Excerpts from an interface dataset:
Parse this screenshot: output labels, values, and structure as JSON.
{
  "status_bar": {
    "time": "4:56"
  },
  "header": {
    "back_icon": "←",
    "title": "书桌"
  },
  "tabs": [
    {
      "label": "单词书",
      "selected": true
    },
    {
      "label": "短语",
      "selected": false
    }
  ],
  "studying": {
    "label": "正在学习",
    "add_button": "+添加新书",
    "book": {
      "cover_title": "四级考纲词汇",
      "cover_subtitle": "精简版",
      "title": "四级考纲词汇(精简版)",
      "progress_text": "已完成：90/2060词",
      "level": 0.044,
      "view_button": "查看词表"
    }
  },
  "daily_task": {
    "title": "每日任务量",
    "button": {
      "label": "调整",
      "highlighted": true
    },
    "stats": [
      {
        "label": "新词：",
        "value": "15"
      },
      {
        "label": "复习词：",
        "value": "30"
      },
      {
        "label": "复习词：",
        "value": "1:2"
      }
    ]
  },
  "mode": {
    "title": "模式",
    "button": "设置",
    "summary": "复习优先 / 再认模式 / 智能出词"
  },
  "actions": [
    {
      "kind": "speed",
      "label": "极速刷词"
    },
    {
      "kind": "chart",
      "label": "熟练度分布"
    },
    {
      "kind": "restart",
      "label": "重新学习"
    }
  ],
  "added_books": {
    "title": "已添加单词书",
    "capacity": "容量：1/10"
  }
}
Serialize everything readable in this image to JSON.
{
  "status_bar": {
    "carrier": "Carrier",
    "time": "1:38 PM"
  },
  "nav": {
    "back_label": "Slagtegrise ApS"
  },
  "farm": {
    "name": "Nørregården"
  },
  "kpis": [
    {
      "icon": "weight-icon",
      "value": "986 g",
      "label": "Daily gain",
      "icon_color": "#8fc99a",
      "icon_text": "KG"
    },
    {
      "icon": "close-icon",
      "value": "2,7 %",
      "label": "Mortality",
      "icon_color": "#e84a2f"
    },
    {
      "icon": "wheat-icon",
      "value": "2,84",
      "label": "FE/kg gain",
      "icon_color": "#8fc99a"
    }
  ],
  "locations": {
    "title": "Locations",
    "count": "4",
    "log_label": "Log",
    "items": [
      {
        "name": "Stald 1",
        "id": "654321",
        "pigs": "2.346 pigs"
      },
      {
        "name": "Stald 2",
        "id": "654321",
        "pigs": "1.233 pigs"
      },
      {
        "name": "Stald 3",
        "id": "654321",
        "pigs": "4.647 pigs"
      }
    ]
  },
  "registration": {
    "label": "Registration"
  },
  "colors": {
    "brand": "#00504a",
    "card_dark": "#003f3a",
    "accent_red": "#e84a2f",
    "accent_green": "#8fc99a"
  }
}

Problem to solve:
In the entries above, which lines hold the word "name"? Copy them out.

Result of the exercise:
    "name": "Nørregården"
        "name": "Stald 1",
        "name": "Stald 2",
        "name": "Stald 3",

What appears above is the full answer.